EXHIBITION DESCRIPTIONS

Driving While Black

Driving While Black


Toshiko Takaezu

Toshiko Takaezu

Driving While Black

February 23 - May 24, 2019

Noyes Museum of Art, Kramer Hall

The Negro Motorist Green Book (Green Book) was an annual guidebook for African-America travelers. It was originated and published by New York City mailman Victor Hugo Green from 1936 to 1966, during the era of Jim Crow Laws,  when open and often legally prescribed discrimination against non-whites was widespread. In  a 1949 version of the Green Book stated optimistically that “there will be a day some time in the near future when this guide will not have to be published.”  Given recent events in places like Ferguson and Baltimore, combined with years of police violence and racial profiling, is traveling for African Americans safe? This exhibition will suggest that the statement in 1949 may be premature. Presented in a multi-layered approach, with both artifacts and  art, the exhibition will provide the visitor with historical references, contemporary conversations and opportunities for civil dialogue and discourse.  



Collective Identity: The Legacy of Apprenticeship Under Toshiko Takaezu

April 12 - June 23, 2019

Noyes Arts Garage

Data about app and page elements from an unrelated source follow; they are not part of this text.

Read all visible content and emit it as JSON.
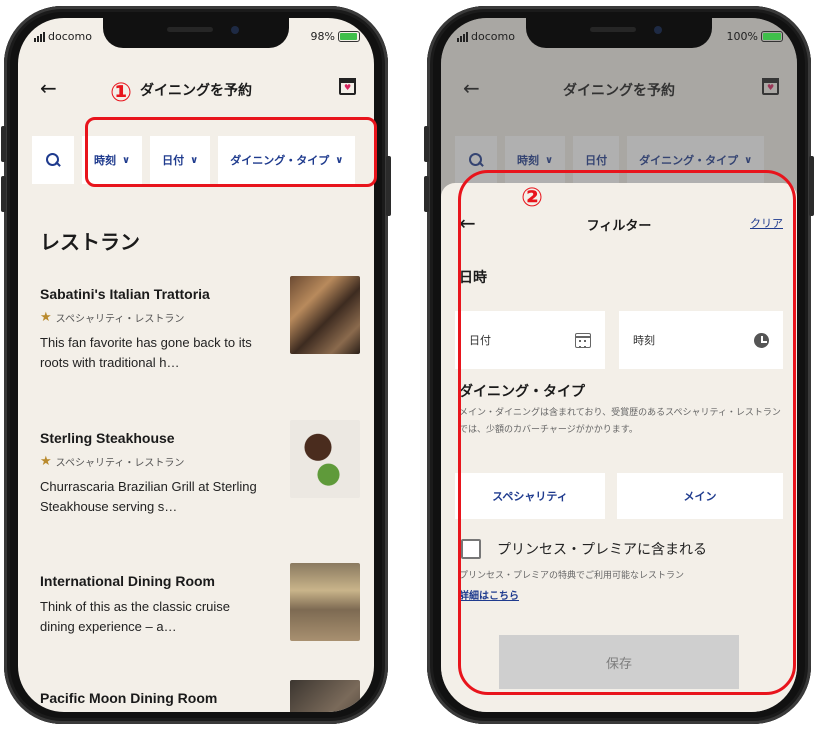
{
  "annotations": {
    "marker1": "①",
    "marker2": "②"
  },
  "colors": {
    "accent": "#1f3b8e",
    "annotation": "#e8141c",
    "background": "#f3efe8",
    "battery": "#3fbf4a"
  },
  "left_screen": {
    "status": {
      "carrier": "docomo",
      "battery": "98%"
    },
    "header": {
      "back_icon": "←",
      "title": "ダイニングを予約",
      "calendar_icon": "calendar-heart-icon"
    },
    "filters": {
      "search_icon": "search-icon",
      "time": "時刻",
      "date": "日付",
      "dining_type": "ダイニング・タイプ",
      "chevron": "∨"
    },
    "section_title": "レストラン",
    "restaurants": [
      {
        "name": "Sabatini's Italian Trattoria",
        "star": "★",
        "type": "スペシャリティ・レストラン",
        "description": "This fan favorite has gone back to its roots with traditional h…"
      },
      {
        "name": "Sterling Steakhouse",
        "star": "★",
        "type": "スペシャリティ・レストラン",
        "description": "Churrascaria Brazilian Grill at Sterling Steakhouse serving s…"
      },
      {
        "name": "International Dining Room",
        "description": "Think of this as the classic cruise dining experience – a…"
      },
      {
        "name": "Pacific Moon Dining Room"
      }
    ]
  },
  "right_screen": {
    "status": {
      "carrier": "docomo",
      "battery": "100%"
    },
    "header": {
      "back_icon": "←",
      "title": "ダイニングを予約"
    },
    "filters": {
      "time": "時刻",
      "date": "日付",
      "dining_type": "ダイニング・タイプ",
      "chevron": "∨"
    },
    "sheet": {
      "back_icon": "←",
      "title": "フィルター",
      "clear": "クリア",
      "datetime_label": "日時",
      "date_placeholder": "日付",
      "time_placeholder": "時刻",
      "dining_type_label": "ダイニング・タイプ",
      "dining_type_desc": "メイン・ダイニングは含まれており、受賞歴のあるスペシャリティ・レストランでは、少額のカバーチャージがかかります。",
      "btn_specialty": "スペシャリティ",
      "btn_main": "メイン",
      "premier_label": "プリンセス・プレミアに含まれる",
      "premier_desc": "プリンセス・プレミアの特典でご利用可能なレストラン",
      "details_link": "詳細はこちら",
      "save": "保存"
    }
  }
}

Toshiko Takaezu (1922-2011), a Japanese-American ceramic artist known for her closed vessels, became internationally influential by presenting her pots as sculpture. She is celebrated as a formidable modernist whose style is epitomized by unrestrained brush strokes and splashes of glaze over her signature ceramic forms. Takaezu taught for 25 years at Princeton University and for 35 years and was an annual visiting artist at Skidmore College where she made her largest works. From those students she shaped a generation of artists and selected the majority of her apprentices. In 1975, she was inducted into the American Craft Council College of Fellows, and in 1994, was awarded the organization’s Gold Medal for consummate craftsmanship. Of the award she wrote: “Whenever I receive an honor or recognition, I think of my many mentors and feel they have played a very important part in my life…. I would like to recognize these people, most of whom are unaware of the role they played in furthering my career. I am also grateful for many years of teaching, which allowed me to grow and to experiment and should not be forgotten.”

The impact of Toshiko Takaezu on the field of ceramics and contemporary art is well documented, yet her role as mentor—equally important to her—is too often overlooked. From the mid 1970s until the last year of her life, Takaezu chose one apprentice each year to live and work at her home and studio in Quakertown, NJ. An integral part of that apprenticeship was the biannual open-house in which Takaezu presented the work of the current apprentice throughout her studio and grounds. Since her passing and to honor Toshiko’s mentor/apprentice tradition, the open-house exhibitions have continued.

Featuring work by seventeen of her former apprentices and committed disciples, Collective Identity celebrates Toshiko’s dedication to mentorship and helps communicate her excellence as a maker and educator. The breadth of Toshiko’s influence can be recognized through the variety of personal vision of her student’s work throughout the exhibition.


Jack Knight

Jack Knight

Jack Knight

June 7 - August 31, 2019

Noyes Museum of Art, Kramer Hall

My paintings have evolved from Geometric Abstraction to what I refer to as “Symbolic Visual Expression”. The word “symbol” is defined as, “something that suggests or represents something elseSymbols often take the form of words, visual images or gestures that are used to convey ideas and beliefs.”

It is the choice of the viewer to establish or interpret the content of the composition as an intuitive impression or association, reflecting on the visual symbols in play. Nothing more, nothing less.